→ TASK GOAL
Where the word "display" shows up in the entries below, please copy the whole line.

⁂

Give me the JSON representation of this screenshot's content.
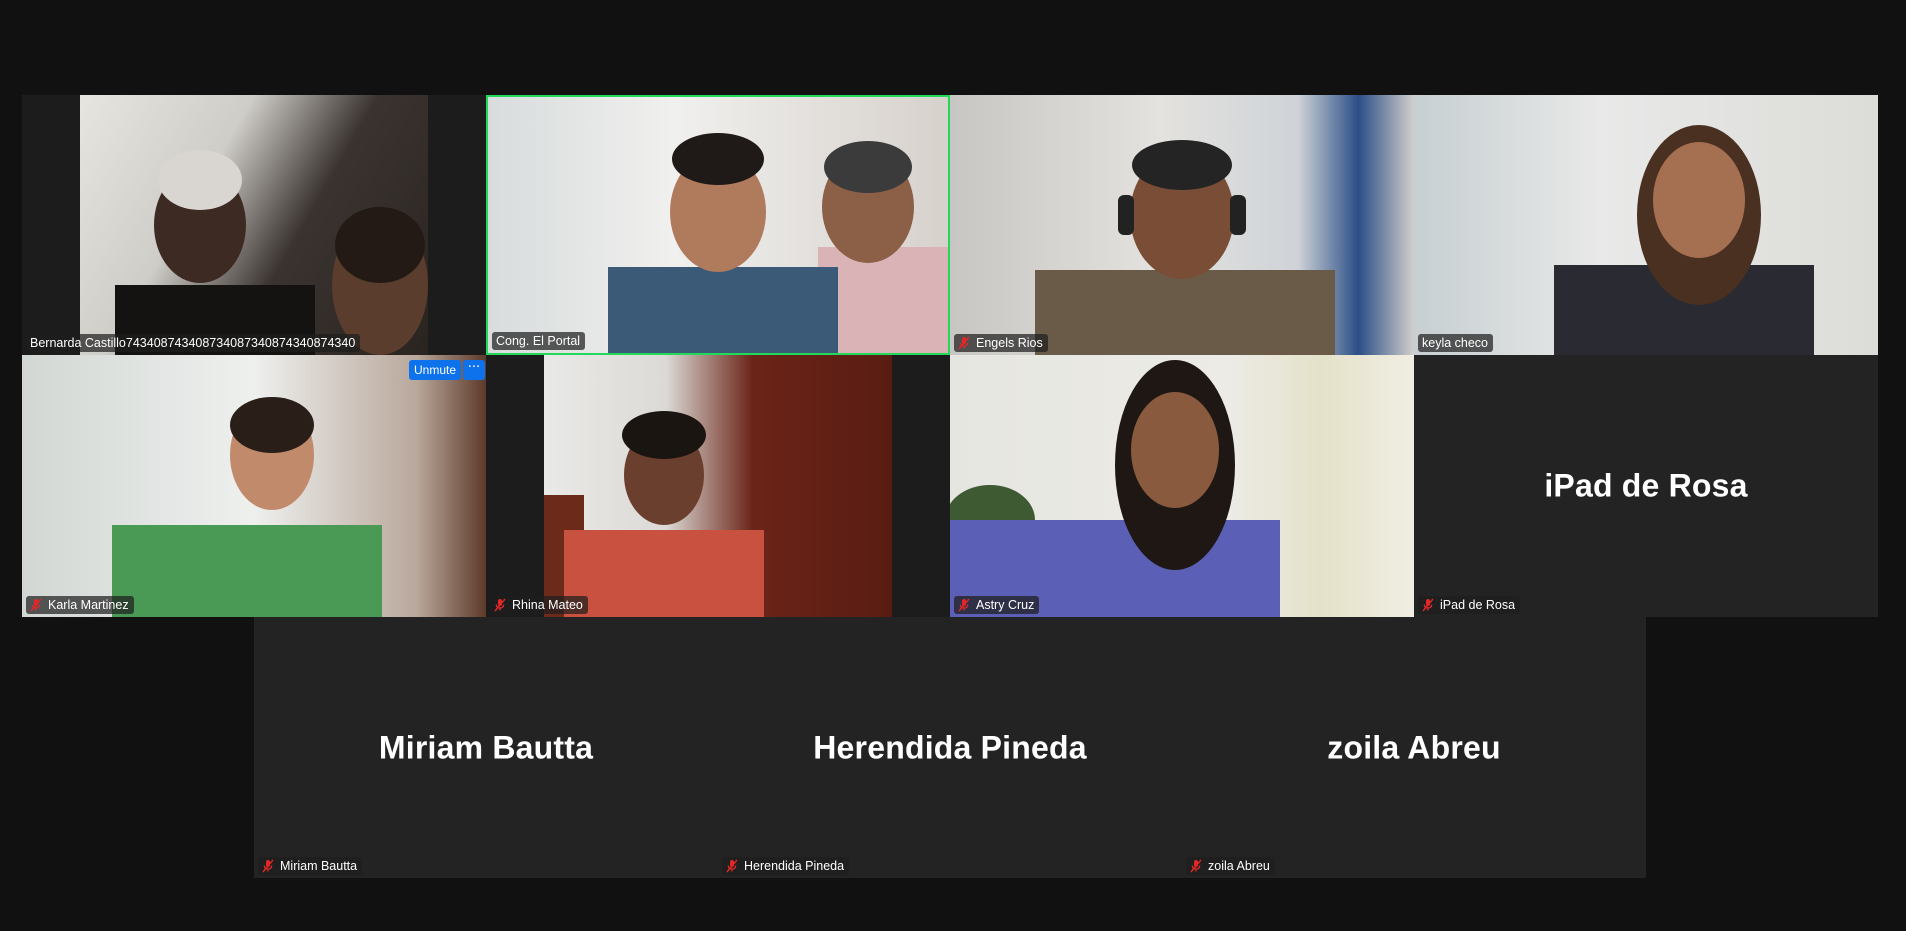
{
  "participants": {
    "bernarda": {
      "name": "Bernarda Castillo743408743408734087340874340874340"
    },
    "portal": {
      "name": "Cong. El Portal"
    },
    "engels": {
      "name": "Engels Rios"
    },
    "keyla": {
      "name": "keyla checo"
    },
    "karla": {
      "name": "Karla Martinez"
    },
    "rhina": {
      "name": "Rhina Mateo"
    },
    "astry": {
      "name": "Astry Cruz"
    },
    "ipad": {
      "name": "iPad de Rosa",
      "display": "iPad de Rosa"
    },
    "miriam": {
      "name": "Miriam Bautta",
      "display": "Miriam Bautta"
    },
    "herendida": {
      "name": "Herendida Pineda",
      "display": "Herendida Pineda"
    },
    "zoila": {
      "name": "zoila Abreu",
      "display": "zoila Abreu"
    }
  },
  "hover_controls": {
    "unmute_label": "Unmute",
    "more_label": "···"
  },
  "colors": {
    "background": "#111111",
    "tile": "#232323",
    "active_speaker_border": "#23d959",
    "button": "#0e72ed",
    "muted_icon": "#e02828"
  },
  "icons": {
    "muted": "microphone-muted-icon",
    "more": "ellipsis-icon"
  }
}
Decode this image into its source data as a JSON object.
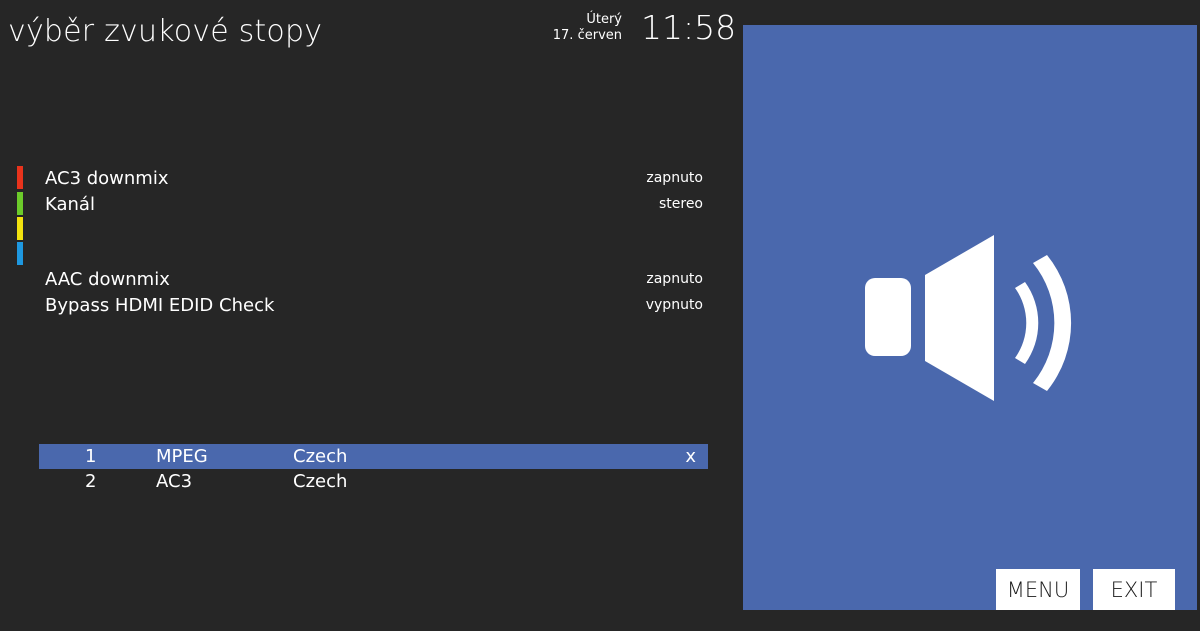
{
  "header": {
    "title": "výběr zvukové stopy",
    "day": "Úterý",
    "date": "17. červen",
    "time": "11:58"
  },
  "color_keys": {
    "red": "#e8331c",
    "green": "#6ccb2a",
    "yellow": "#f2e20f",
    "blue": "#1e98e0"
  },
  "options": [
    {
      "label": "AC3 downmix",
      "value": "zapnuto"
    },
    {
      "label": "Kanál",
      "value": "stereo"
    },
    {
      "label": "AAC downmix",
      "value": "zapnuto"
    },
    {
      "label": "Bypass HDMI EDID Check",
      "value": "vypnuto"
    }
  ],
  "tracks": [
    {
      "num": "1",
      "codec": "MPEG",
      "lang": "Czech",
      "mark": "x"
    },
    {
      "num": "2",
      "codec": "AC3",
      "lang": "Czech",
      "mark": ""
    }
  ],
  "preview": {
    "icon": "speaker-icon",
    "background": "#4a68ad"
  },
  "buttons": {
    "menu": "MENU",
    "exit": "EXIT"
  }
}
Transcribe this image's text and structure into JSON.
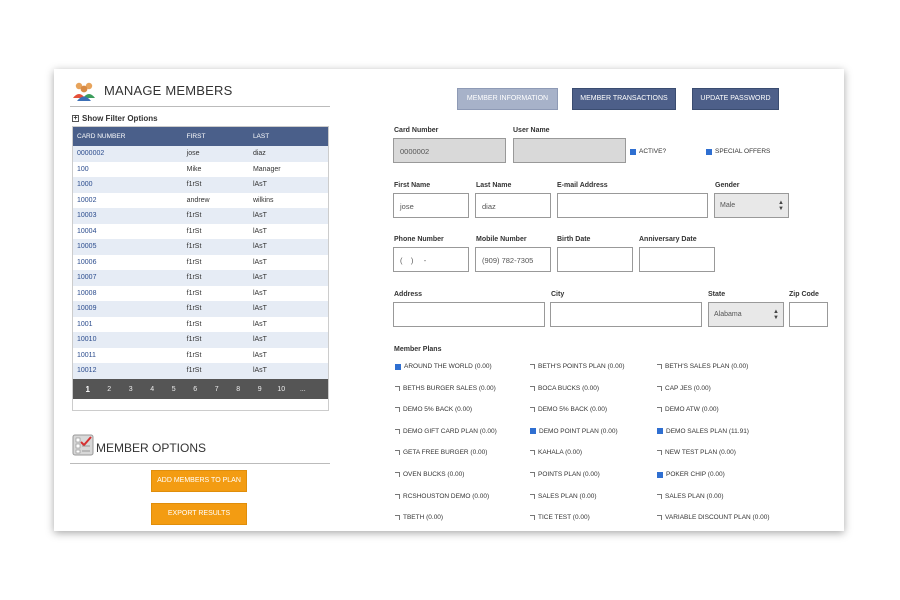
{
  "left": {
    "manage_title": "MANAGE MEMBERS",
    "filter_label": "Show Filter Options",
    "table": {
      "headers": [
        "CARD NUMBER",
        "FIRST",
        "LAST"
      ],
      "rows": [
        [
          "0000002",
          "jose",
          "diaz"
        ],
        [
          "100",
          "Mike",
          "Manager"
        ],
        [
          "1000",
          "f1rSt",
          "lAsT"
        ],
        [
          "10002",
          "andrew",
          "wilkins"
        ],
        [
          "10003",
          "f1rSt",
          "lAsT"
        ],
        [
          "10004",
          "f1rSt",
          "lAsT"
        ],
        [
          "10005",
          "f1rSt",
          "lAsT"
        ],
        [
          "10006",
          "f1rSt",
          "lAsT"
        ],
        [
          "10007",
          "f1rSt",
          "lAsT"
        ],
        [
          "10008",
          "f1rSt",
          "lAsT"
        ],
        [
          "10009",
          "f1rSt",
          "lAsT"
        ],
        [
          "1001",
          "f1rSt",
          "lAsT"
        ],
        [
          "10010",
          "f1rSt",
          "lAsT"
        ],
        [
          "10011",
          "f1rSt",
          "lAsT"
        ],
        [
          "10012",
          "f1rSt",
          "lAsT"
        ]
      ]
    },
    "pager": [
      "1",
      "2",
      "3",
      "4",
      "5",
      "6",
      "7",
      "8",
      "9",
      "10",
      "..."
    ],
    "options_title": "MEMBER OPTIONS",
    "add_button": "ADD MEMBERS TO PLAN",
    "export_button": "EXPORT RESULTS"
  },
  "tabs": {
    "info": "MEMBER INFORMATION",
    "transactions": "MEMBER TRANSACTIONS",
    "password": "UPDATE PASSWORD"
  },
  "form": {
    "card_number": {
      "label": "Card Number",
      "value": "0000002"
    },
    "user_name": {
      "label": "User Name",
      "value": ""
    },
    "active": {
      "label": "ACTIVE?",
      "checked": true
    },
    "special_offers": {
      "label": "SPECIAL OFFERS",
      "checked": true
    },
    "first_name": {
      "label": "First Name",
      "value": "jose"
    },
    "last_name": {
      "label": "Last Name",
      "value": "diaz"
    },
    "email": {
      "label": "E-mail Address",
      "value": ""
    },
    "gender": {
      "label": "Gender",
      "value": "Male"
    },
    "phone": {
      "label": "Phone Number",
      "value": "(    )     -"
    },
    "mobile": {
      "label": "Mobile Number",
      "value": "(909) 782-7305"
    },
    "birth_date": {
      "label": "Birth Date",
      "value": ""
    },
    "anniversary": {
      "label": "Anniversary Date",
      "value": ""
    },
    "address": {
      "label": "Address",
      "value": ""
    },
    "city": {
      "label": "City",
      "value": ""
    },
    "state": {
      "label": "State",
      "value": "Alabama"
    },
    "zip": {
      "label": "Zip Code",
      "value": ""
    }
  },
  "plans_label": "Member Plans",
  "plans": [
    {
      "name": "AROUND THE WORLD (0.00)",
      "checked": true
    },
    {
      "name": "BETH'S POINTS PLAN (0.00)",
      "checked": false
    },
    {
      "name": "BETH'S SALES PLAN (0.00)",
      "checked": false
    },
    {
      "name": "BETHS BURGER SALES (0.00)",
      "checked": false
    },
    {
      "name": "BOCA BUCKS (0.00)",
      "checked": false
    },
    {
      "name": "CAP JES (0.00)",
      "checked": false
    },
    {
      "name": "DEMO 5% BACK (0.00)",
      "checked": false
    },
    {
      "name": "DEMO 5% BACK (0.00)",
      "checked": false
    },
    {
      "name": "DEMO ATW (0.00)",
      "checked": false
    },
    {
      "name": "DEMO GIFT CARD PLAN (0.00)",
      "checked": false
    },
    {
      "name": "DEMO POINT PLAN (0.00)",
      "checked": true
    },
    {
      "name": "DEMO SALES PLAN (11.91)",
      "checked": true
    },
    {
      "name": "GETA FREE BURGER (0.00)",
      "checked": false
    },
    {
      "name": "KAHALA (0.00)",
      "checked": false
    },
    {
      "name": "NEW TEST PLAN (0.00)",
      "checked": false
    },
    {
      "name": "OVEN BUCKS (0.00)",
      "checked": false
    },
    {
      "name": "POINTS PLAN (0.00)",
      "checked": false
    },
    {
      "name": "POKER CHIP (0.00)",
      "checked": true
    },
    {
      "name": "RCSHOUSTON DEMO (0.00)",
      "checked": false
    },
    {
      "name": "SALES PLAN (0.00)",
      "checked": false
    },
    {
      "name": "SALES PLAN (0.00)",
      "checked": false
    },
    {
      "name": "TBETH (0.00)",
      "checked": false
    },
    {
      "name": "TICE TEST (0.00)",
      "checked": false
    },
    {
      "name": "VARIABLE DISCOUNT PLAN (0.00)",
      "checked": false
    }
  ],
  "colors": {
    "header_blue": "#4a5f8a",
    "tab_active": "#a7b2c9",
    "tab_dark": "#4d5f89",
    "orange": "#f39c12",
    "pager_bg": "#555555",
    "row_alt": "#e6ecf5"
  },
  "icons": {
    "manage": "users-group-icon",
    "options": "checklist-icon",
    "filter": "plus-square-icon",
    "select": "updown-arrow-icon",
    "plan_check": "checkbox-icon"
  }
}
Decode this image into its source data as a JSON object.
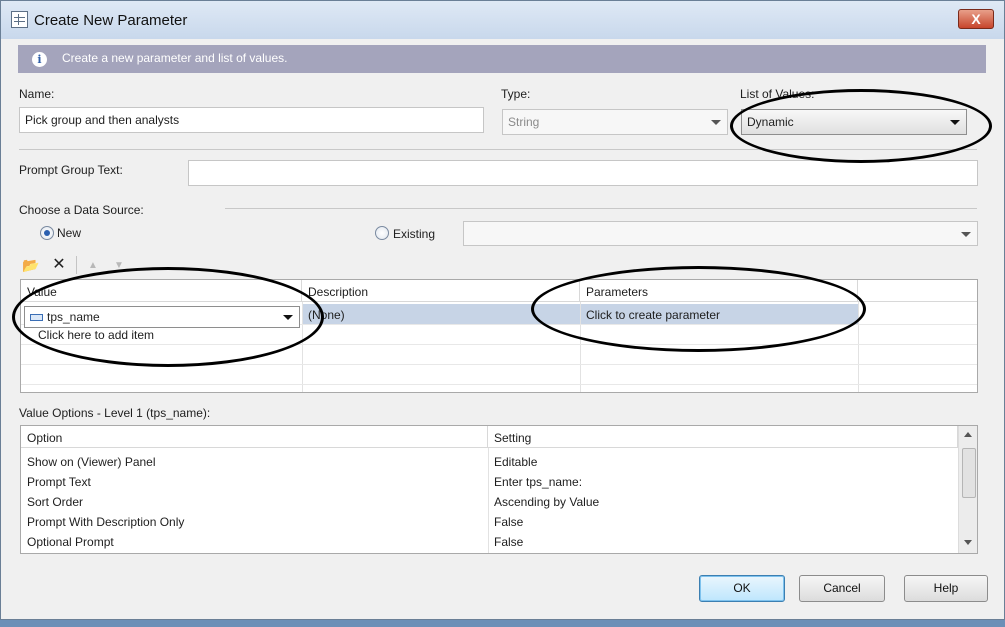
{
  "window": {
    "title": "Create New Parameter",
    "close_glyph": "X"
  },
  "info": {
    "icon": "info-icon",
    "glyph": "i",
    "text": "Create a new parameter and list of values."
  },
  "form": {
    "name_label": "Name:",
    "name_value": "Pick group and then analysts",
    "type_label": "Type:",
    "type_value": "String",
    "lov_label": "List of Values:",
    "lov_value": "Dynamic",
    "prompt_group_label": "Prompt Group Text:",
    "prompt_group_value": "",
    "datasource_label": "Choose a Data Source:",
    "radio_new": "New",
    "radio_existing": "Existing",
    "existing_value": ""
  },
  "values_grid": {
    "columns": [
      "Value",
      "Description",
      "Parameters"
    ],
    "row": {
      "value": "tps_name",
      "description": "(None)",
      "parameters": "Click to create parameter"
    },
    "add_item": "Click here to add item"
  },
  "value_options": {
    "label": "Value Options - Level 1 (tps_name):",
    "columns": [
      "Option",
      "Setting"
    ],
    "rows": [
      {
        "option": "Show on (Viewer) Panel",
        "setting": "Editable"
      },
      {
        "option": "Prompt Text",
        "setting": "Enter tps_name:"
      },
      {
        "option": "Sort Order",
        "setting": "Ascending by Value"
      },
      {
        "option": "Prompt With Description Only",
        "setting": "False"
      },
      {
        "option": "Optional Prompt",
        "setting": "False"
      }
    ]
  },
  "buttons": {
    "ok": "OK",
    "cancel": "Cancel",
    "help": "Help"
  },
  "colors": {
    "info_bar": "#a4a4bc",
    "selection": "#c7d4e6",
    "annotation": "#000000"
  }
}
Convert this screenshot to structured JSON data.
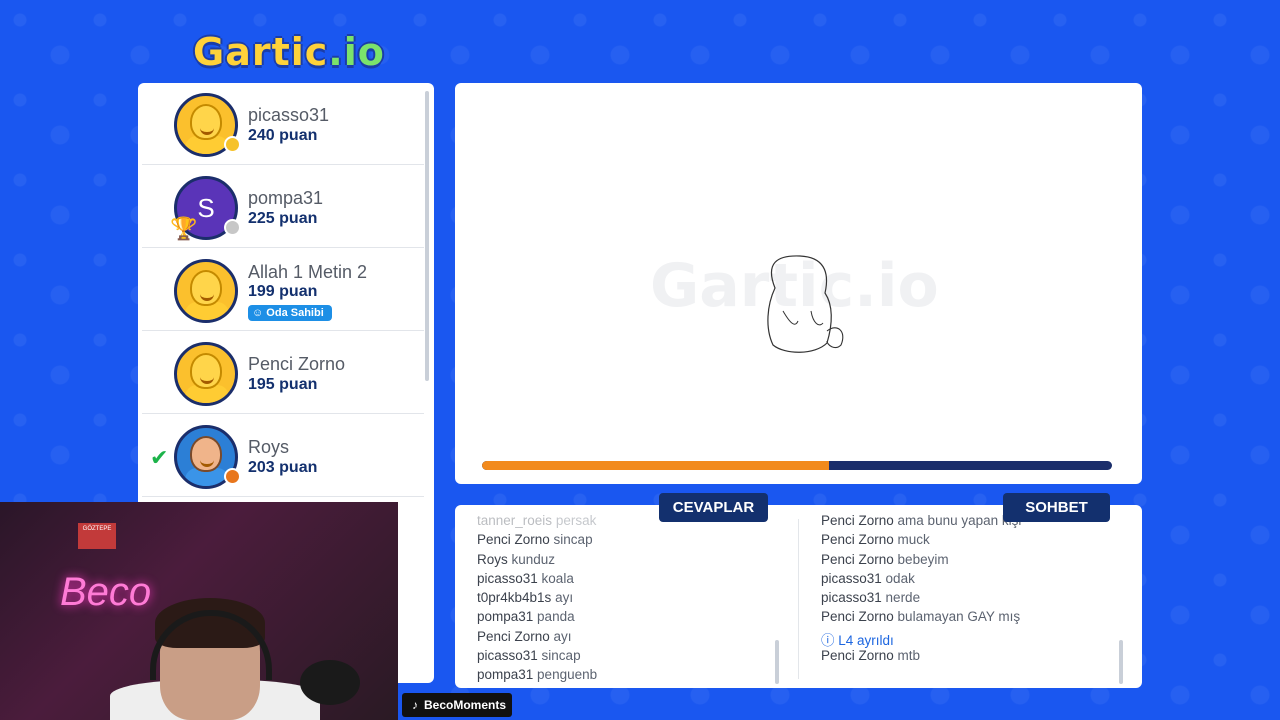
{
  "logo": {
    "text": "Gartic",
    "suffix": ".io"
  },
  "players": [
    {
      "name": "picasso31",
      "score": "240 puan",
      "status_color": "#f6c22a",
      "avatar": "face"
    },
    {
      "name": "pompa31",
      "score": "225 puan",
      "status_color": "#c7c7c7",
      "avatar": "letter",
      "letter": "S",
      "trophy_rank": "1"
    },
    {
      "name": "Allah 1 Metin 2",
      "score": "199 puan",
      "avatar": "face",
      "badge": "Oda Sahibi"
    },
    {
      "name": "Penci Zorno",
      "score": "195 puan",
      "avatar": "face"
    },
    {
      "name": "Roys",
      "score": "203 puan",
      "status_color": "#e8761c",
      "avatar": "roys",
      "guessed": true
    }
  ],
  "canvas": {
    "watermark": "Gartic.io",
    "timer_progress": 0.55
  },
  "tabs": {
    "answers": "CEVAPLAR",
    "chat": "SOHBET"
  },
  "answers": [
    {
      "user": "tanner_roeis",
      "text": "persak",
      "faded": true
    },
    {
      "user": "Penci Zorno",
      "text": "sincap"
    },
    {
      "user": "Roys",
      "text": "kunduz"
    },
    {
      "user": "picasso31",
      "text": "koala"
    },
    {
      "user": "t0pr4kb4b1s",
      "text": "ayı"
    },
    {
      "user": "pompa31",
      "text": "panda"
    },
    {
      "user": "Penci Zorno",
      "text": "ayı"
    },
    {
      "user": "picasso31",
      "text": "sincap"
    },
    {
      "user": "pompa31",
      "text": "penguenb"
    }
  ],
  "chat": [
    {
      "user": "Penci Zorno",
      "text": "ama bunu yapan kişi"
    },
    {
      "user": "Penci Zorno",
      "text": "muck"
    },
    {
      "user": "Penci Zorno",
      "text": "bebeyim"
    },
    {
      "user": "picasso31",
      "text": "odak"
    },
    {
      "user": "picasso31",
      "text": "nerde"
    },
    {
      "user": "Penci Zorno",
      "text": "bulamayan GAY mış"
    },
    {
      "user": "L4",
      "text": "ayrıldı",
      "system": true
    },
    {
      "user": "Penci Zorno",
      "text": "mtb"
    }
  ],
  "webcam": {
    "neon_text": "Beco",
    "sticker": "GÖZTEPE"
  },
  "channel_tag": "BecoMoments"
}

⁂

→ EXERCISE SOLUTION
      "display": "iPad de Rosa"
      "display": "Miriam Bautta"
      "display": "Herendida Pineda"
      "display": "zoila Abreu"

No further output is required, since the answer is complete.